Records drawn from a dataset:
☆ ☆ ☆ ☆ ☆

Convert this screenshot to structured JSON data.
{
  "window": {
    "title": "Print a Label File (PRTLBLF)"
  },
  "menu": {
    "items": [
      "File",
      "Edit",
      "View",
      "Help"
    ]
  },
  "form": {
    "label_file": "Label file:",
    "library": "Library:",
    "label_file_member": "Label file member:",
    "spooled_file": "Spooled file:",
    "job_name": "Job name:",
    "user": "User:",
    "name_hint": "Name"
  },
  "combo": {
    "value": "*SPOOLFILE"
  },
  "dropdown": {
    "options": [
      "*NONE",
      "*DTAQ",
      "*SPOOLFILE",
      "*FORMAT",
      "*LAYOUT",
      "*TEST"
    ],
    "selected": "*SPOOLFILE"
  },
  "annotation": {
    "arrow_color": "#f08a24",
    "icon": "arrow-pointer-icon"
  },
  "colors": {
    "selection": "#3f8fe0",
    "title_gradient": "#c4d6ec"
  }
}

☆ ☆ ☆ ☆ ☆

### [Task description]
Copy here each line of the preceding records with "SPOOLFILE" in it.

### [Written response]
    "value": "*SPOOLFILE"
      "*SPOOLFILE",
    "selected": "*SPOOLFILE"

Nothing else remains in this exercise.